Some easy ways to help keep the user connection
Discover more up front
What I’ve seen with LAB3 is that often the more highly regulated or the larger an organisation is, the less they speak to users. To handle issues up front, we now kick off certain projects by helping our customers reach out to users and understand what is going on. Through workshops and surveys, we find out both pain points and what people like, what they want to keep. It helps us not only map out success criteria from IT to receptionists to CEOs, but also be upfront in terms of what success means for a project from the different user perspectives.
Continuous communication is the new norm
Another key focus is communication with the project team and the wider organisation. You can implement simple ways of letting everyone know what’s going on, for example, an email template to all users to inform what is going to be turned on/off and when. Yammer is also a very effective tool to communicate change across the whole org and get feedback on the change.
Personally, we use Microsoft Forms to help us gather feedback from inside and outside the organisation, for example, for the recent WVD (Windows Virtual Desktop) implementations we’ve completed, surveys have helped us discover what people need access to urgently and what they are struggling with the most working from home so we can target our efforts to the specific needs of different users.
This may seem obvious, but in our experience, it isn’t always a given. For best project management and delivery, we always setup a collaborative space with the customer’s project team, either on Teams or their existing collaboration suite. Feeling like one team is paramount for efficiency in my opinion. It also helps share progress with customers properly, so they can see a solution as it’s being built. Being part of the solution the whole way through ensures everyone is on the same page and means we can be more adaptable too.
No pain, no gain
Successful tech rollout comes down to putting in the effort.

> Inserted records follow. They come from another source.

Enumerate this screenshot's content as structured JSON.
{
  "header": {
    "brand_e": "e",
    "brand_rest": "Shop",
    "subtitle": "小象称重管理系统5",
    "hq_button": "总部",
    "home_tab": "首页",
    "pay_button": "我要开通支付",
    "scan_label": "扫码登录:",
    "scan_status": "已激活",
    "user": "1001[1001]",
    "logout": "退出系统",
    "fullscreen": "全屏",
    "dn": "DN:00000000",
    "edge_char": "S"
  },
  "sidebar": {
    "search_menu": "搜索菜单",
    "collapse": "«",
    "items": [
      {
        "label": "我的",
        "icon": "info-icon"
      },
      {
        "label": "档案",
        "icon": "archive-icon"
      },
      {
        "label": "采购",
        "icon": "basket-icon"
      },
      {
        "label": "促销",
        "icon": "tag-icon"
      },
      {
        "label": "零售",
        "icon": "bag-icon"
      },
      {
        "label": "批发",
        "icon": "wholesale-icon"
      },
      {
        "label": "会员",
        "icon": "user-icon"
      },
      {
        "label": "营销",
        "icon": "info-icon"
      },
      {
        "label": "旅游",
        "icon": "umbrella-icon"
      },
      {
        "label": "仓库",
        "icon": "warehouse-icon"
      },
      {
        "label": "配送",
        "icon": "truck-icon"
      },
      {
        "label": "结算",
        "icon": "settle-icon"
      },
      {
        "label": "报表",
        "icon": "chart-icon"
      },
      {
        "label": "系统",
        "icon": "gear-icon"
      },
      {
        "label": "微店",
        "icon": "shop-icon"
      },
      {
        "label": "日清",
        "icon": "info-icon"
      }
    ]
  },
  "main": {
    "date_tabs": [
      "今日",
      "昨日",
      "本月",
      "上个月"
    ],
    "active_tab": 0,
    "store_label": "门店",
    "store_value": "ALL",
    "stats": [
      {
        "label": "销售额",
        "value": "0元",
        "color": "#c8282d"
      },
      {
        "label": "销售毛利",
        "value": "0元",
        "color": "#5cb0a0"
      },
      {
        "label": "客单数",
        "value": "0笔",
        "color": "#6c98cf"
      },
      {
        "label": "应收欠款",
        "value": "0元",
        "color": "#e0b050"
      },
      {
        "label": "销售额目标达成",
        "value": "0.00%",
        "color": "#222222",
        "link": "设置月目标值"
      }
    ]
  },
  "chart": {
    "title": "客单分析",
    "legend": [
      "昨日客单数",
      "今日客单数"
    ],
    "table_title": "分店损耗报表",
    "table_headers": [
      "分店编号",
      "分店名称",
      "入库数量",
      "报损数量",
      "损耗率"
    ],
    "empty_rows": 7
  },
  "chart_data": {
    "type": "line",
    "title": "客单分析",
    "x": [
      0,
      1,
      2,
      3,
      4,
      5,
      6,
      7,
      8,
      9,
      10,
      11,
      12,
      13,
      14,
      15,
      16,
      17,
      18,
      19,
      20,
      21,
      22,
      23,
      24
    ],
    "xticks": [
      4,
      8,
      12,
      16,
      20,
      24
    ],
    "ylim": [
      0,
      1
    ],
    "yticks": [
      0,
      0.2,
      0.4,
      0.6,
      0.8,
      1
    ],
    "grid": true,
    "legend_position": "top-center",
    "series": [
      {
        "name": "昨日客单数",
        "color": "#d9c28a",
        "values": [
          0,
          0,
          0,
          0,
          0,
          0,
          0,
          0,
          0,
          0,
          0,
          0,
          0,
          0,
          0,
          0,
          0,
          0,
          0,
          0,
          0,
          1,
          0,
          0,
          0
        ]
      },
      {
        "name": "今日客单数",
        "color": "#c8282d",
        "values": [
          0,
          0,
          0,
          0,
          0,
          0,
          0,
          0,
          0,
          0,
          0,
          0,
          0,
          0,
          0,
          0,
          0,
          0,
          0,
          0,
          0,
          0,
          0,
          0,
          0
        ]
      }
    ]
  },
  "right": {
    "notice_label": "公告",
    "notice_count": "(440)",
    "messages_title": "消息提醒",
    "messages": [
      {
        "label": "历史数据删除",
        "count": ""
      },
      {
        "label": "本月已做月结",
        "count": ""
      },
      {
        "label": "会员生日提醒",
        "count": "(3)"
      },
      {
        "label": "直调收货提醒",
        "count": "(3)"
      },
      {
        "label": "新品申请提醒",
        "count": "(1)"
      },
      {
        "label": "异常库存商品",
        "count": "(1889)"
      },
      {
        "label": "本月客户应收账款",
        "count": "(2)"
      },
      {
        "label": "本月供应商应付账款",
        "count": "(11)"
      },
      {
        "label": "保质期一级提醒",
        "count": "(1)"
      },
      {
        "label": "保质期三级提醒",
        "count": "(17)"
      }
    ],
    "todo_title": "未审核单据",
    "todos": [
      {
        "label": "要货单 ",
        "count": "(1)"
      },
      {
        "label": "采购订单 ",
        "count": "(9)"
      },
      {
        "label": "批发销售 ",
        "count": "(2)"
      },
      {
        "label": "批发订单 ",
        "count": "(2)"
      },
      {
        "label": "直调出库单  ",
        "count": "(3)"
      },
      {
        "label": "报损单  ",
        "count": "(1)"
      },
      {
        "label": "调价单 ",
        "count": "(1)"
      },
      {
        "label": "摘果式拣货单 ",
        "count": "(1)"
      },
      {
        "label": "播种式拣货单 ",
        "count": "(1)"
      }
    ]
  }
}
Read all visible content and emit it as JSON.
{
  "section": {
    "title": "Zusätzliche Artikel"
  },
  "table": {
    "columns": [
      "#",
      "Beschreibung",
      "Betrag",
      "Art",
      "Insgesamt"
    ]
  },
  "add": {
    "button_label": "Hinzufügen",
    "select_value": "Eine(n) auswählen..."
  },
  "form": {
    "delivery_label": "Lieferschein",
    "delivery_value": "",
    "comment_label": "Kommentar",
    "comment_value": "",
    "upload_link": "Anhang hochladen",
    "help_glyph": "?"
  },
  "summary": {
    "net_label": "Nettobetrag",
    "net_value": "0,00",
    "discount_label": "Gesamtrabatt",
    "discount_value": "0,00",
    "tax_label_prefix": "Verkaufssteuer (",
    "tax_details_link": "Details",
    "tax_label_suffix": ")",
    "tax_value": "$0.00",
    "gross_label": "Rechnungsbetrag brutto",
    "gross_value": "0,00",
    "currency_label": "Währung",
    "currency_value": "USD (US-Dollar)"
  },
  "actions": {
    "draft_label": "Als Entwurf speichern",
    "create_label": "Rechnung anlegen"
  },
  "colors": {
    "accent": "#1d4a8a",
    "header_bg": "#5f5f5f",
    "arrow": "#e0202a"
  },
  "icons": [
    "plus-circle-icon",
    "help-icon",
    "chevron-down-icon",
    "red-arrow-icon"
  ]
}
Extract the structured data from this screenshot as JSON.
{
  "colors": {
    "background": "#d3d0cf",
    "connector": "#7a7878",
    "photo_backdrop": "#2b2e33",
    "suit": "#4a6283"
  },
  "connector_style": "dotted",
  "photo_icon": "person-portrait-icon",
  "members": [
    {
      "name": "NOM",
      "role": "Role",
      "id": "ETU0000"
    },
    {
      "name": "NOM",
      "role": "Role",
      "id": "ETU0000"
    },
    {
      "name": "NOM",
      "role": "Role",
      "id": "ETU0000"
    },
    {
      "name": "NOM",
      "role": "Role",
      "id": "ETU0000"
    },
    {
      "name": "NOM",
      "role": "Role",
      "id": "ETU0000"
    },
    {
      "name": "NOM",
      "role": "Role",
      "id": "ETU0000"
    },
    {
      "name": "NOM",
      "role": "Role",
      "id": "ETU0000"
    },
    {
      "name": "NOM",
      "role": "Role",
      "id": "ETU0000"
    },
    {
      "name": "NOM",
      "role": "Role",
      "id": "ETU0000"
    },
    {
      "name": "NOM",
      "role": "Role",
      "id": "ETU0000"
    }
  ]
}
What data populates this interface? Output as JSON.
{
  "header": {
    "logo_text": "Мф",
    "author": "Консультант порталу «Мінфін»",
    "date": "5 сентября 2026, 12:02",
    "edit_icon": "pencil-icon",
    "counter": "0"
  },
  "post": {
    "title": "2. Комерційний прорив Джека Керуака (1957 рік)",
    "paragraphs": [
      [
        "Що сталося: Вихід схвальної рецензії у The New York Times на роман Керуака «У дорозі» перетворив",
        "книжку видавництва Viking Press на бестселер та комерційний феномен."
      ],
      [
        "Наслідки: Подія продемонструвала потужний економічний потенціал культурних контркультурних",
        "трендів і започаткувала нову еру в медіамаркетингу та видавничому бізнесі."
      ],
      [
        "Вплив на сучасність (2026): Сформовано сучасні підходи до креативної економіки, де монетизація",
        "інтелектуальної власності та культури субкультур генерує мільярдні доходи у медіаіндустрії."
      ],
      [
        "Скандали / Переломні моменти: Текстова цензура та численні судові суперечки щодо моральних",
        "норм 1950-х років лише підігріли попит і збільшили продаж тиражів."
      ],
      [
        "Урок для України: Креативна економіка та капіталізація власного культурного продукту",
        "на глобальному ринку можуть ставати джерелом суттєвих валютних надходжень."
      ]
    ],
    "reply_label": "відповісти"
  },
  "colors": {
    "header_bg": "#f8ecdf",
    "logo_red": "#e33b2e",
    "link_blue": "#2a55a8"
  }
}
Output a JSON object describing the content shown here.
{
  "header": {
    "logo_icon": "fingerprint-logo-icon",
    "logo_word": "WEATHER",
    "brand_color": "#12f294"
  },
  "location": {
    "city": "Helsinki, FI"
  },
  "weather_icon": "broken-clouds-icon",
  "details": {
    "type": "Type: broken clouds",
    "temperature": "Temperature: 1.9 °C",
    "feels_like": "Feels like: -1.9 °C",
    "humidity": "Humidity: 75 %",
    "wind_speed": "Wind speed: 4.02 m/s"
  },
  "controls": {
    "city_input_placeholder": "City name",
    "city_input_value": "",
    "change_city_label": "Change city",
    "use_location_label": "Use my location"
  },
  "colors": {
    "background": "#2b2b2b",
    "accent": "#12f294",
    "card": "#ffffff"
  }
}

A lot of my experience is with large enterprise clients across Australia and New Zealand like Ausnet Services, ANZ, CBA and RACV, as well as global organisations such as Coca-Cola Amatil, Toyota and QBE. Especially with large organisations, even if it might take a bit more effort, I firmly believe there is no point rolling out technology without engaging the users both prior and post rollout. Change and user impact needs to be part of any technology conversation to make it successful.